Task directions:
Repeat the data word for word. Do not include the pictures.
─── Material supplied
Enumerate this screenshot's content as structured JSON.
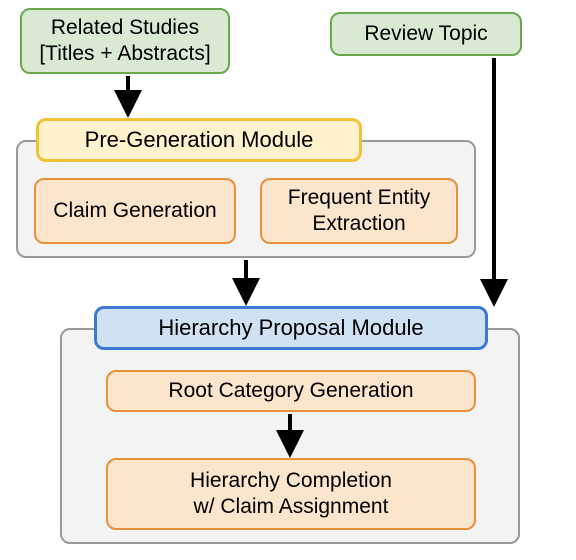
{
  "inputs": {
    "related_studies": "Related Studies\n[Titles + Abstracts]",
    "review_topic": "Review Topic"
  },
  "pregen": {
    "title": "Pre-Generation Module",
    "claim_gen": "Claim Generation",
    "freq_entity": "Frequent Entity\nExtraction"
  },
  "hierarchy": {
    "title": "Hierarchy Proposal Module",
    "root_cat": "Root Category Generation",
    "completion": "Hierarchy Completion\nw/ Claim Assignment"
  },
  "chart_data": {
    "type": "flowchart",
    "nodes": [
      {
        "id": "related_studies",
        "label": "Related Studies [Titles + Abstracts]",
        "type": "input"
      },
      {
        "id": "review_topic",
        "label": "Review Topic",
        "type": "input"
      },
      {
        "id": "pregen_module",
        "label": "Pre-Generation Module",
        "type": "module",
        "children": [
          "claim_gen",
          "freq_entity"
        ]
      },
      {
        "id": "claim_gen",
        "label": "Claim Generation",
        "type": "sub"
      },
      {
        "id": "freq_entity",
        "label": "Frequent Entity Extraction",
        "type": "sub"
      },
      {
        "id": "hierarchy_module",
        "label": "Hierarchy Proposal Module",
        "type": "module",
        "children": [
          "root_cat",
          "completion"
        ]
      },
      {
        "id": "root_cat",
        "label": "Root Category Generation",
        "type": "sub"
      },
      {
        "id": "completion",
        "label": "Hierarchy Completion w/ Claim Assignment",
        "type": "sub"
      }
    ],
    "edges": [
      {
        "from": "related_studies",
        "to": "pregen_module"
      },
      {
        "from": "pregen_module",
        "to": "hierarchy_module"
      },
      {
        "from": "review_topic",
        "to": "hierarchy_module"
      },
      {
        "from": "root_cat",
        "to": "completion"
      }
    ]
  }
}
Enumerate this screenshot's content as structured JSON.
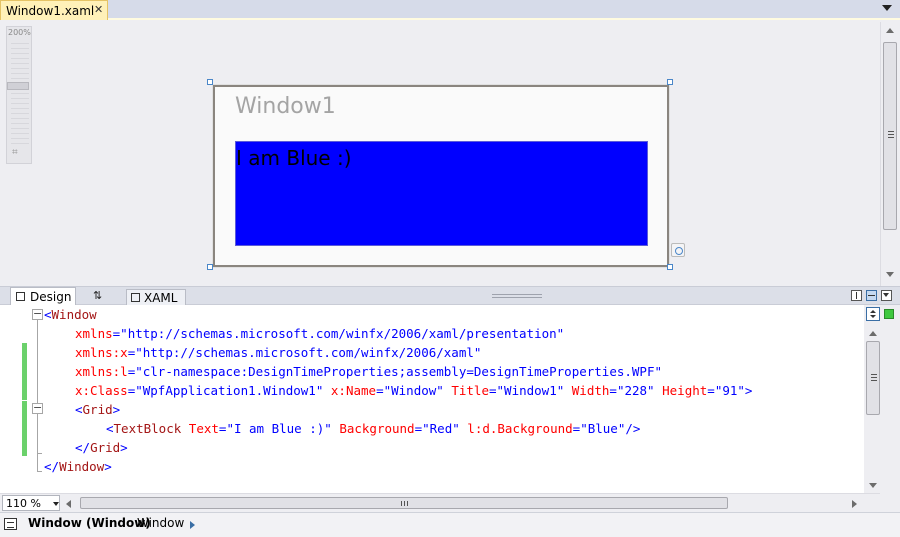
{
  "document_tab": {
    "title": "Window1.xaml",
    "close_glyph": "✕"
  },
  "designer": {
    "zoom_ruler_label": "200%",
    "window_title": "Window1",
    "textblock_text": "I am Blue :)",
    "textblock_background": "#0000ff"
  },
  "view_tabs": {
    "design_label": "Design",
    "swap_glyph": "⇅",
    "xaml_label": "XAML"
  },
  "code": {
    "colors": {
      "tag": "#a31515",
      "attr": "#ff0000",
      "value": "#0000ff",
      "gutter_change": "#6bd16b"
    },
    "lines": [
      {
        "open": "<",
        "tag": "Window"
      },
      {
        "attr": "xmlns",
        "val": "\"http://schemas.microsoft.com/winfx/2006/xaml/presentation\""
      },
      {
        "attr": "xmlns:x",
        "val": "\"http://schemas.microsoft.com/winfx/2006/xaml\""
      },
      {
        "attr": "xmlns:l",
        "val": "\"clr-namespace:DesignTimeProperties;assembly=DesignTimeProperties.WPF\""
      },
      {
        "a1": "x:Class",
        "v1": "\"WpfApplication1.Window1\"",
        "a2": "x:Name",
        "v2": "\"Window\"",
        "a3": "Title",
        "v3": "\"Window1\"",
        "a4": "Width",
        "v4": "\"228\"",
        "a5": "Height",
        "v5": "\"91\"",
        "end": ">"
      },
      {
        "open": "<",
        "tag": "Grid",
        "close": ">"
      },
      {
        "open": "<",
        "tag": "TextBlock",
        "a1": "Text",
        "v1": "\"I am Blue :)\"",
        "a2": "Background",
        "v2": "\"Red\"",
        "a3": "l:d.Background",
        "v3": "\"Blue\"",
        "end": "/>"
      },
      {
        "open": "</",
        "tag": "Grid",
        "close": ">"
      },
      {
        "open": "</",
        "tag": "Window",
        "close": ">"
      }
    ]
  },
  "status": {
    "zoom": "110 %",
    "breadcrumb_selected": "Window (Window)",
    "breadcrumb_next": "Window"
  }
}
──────
Task solution:
Enumerate this screenshot's content as structured JSON.
{
  "inputs": {
    "related_studies": "Related Studies\n[Titles + Abstracts]",
    "review_topic": "Review Topic"
  },
  "pregen": {
    "title": "Pre-Generation Module",
    "claim_gen": "Claim Generation",
    "freq_entity": "Frequent Entity\nExtraction"
  },
  "hierarchy": {
    "title": "Hierarchy Proposal Module",
    "root_cat": "Root Category Generation",
    "completion": "Hierarchy Completion\nw/ Claim Assignment"
  },
  "chart_data": {
    "type": "flowchart",
    "nodes": [
      {
        "id": "related_studies",
        "label": "Related Studies [Titles + Abstracts]",
        "type": "input"
      },
      {
        "id": "review_topic",
        "label": "Review Topic",
        "type": "input"
      },
      {
        "id": "pregen_module",
        "label": "Pre-Generation Module",
        "type": "module",
        "children": [
          "claim_gen",
          "freq_entity"
        ]
      },
      {
        "id": "claim_gen",
        "label": "Claim Generation",
        "type": "sub"
      },
      {
        "id": "freq_entity",
        "label": "Frequent Entity Extraction",
        "type": "sub"
      },
      {
        "id": "hierarchy_module",
        "label": "Hierarchy Proposal Module",
        "type": "module",
        "children": [
          "root_cat",
          "completion"
        ]
      },
      {
        "id": "root_cat",
        "label": "Root Category Generation",
        "type": "sub"
      },
      {
        "id": "completion",
        "label": "Hierarchy Completion w/ Claim Assignment",
        "type": "sub"
      }
    ],
    "edges": [
      {
        "from": "related_studies",
        "to": "pregen_module"
      },
      {
        "from": "pregen_module",
        "to": "hierarchy_module"
      },
      {
        "from": "review_topic",
        "to": "hierarchy_module"
      },
      {
        "from": "root_cat",
        "to": "completion"
      }
    ]
  }
}
Enumerate this screenshot's content as structured JSON.
{
  "document_tab": {
    "title": "Window1.xaml",
    "close_glyph": "✕"
  },
  "designer": {
    "zoom_ruler_label": "200%",
    "window_title": "Window1",
    "textblock_text": "I am Blue :)",
    "textblock_background": "#0000ff"
  },
  "view_tabs": {
    "design_label": "Design",
    "swap_glyph": "⇅",
    "xaml_label": "XAML"
  },
  "code": {
    "colors": {
      "tag": "#a31515",
      "attr": "#ff0000",
      "value": "#0000ff",
      "gutter_change": "#6bd16b"
    },
    "lines": [
      {
        "open": "<",
        "tag": "Window"
      },
      {
        "attr": "xmlns",
        "val": "\"http://schemas.microsoft.com/winfx/2006/xaml/presentation\""
      },
      {
        "attr": "xmlns:x",
        "val": "\"http://schemas.microsoft.com/winfx/2006/xaml\""
      },
      {
        "attr": "xmlns:l",
        "val": "\"clr-namespace:DesignTimeProperties;assembly=DesignTimeProperties.WPF\""
      },
      {
        "a1": "x:Class",
        "v1": "\"WpfApplication1.Window1\"",
        "a2": "x:Name",
        "v2": "\"Window\"",
        "a3": "Title",
        "v3": "\"Window1\"",
        "a4": "Width",
        "v4": "\"228\"",
        "a5": "Height",
        "v5": "\"91\"",
        "end": ">"
      },
      {
        "open": "<",
        "tag": "Grid",
        "close": ">"
      },
      {
        "open": "<",
        "tag": "TextBlock",
        "a1": "Text",
        "v1": "\"I am Blue :)\"",
        "a2": "Background",
        "v2": "\"Red\"",
        "a3": "l:d.Background",
        "v3": "\"Blue\"",
        "end": "/>"
      },
      {
        "open": "</",
        "tag": "Grid",
        "close": ">"
      },
      {
        "open": "</",
        "tag": "Window",
        "close": ">"
      }
    ]
  },
  "status": {
    "zoom": "110 %",
    "breadcrumb_selected": "Window (Window)",
    "breadcrumb_next": "Window"
  }
}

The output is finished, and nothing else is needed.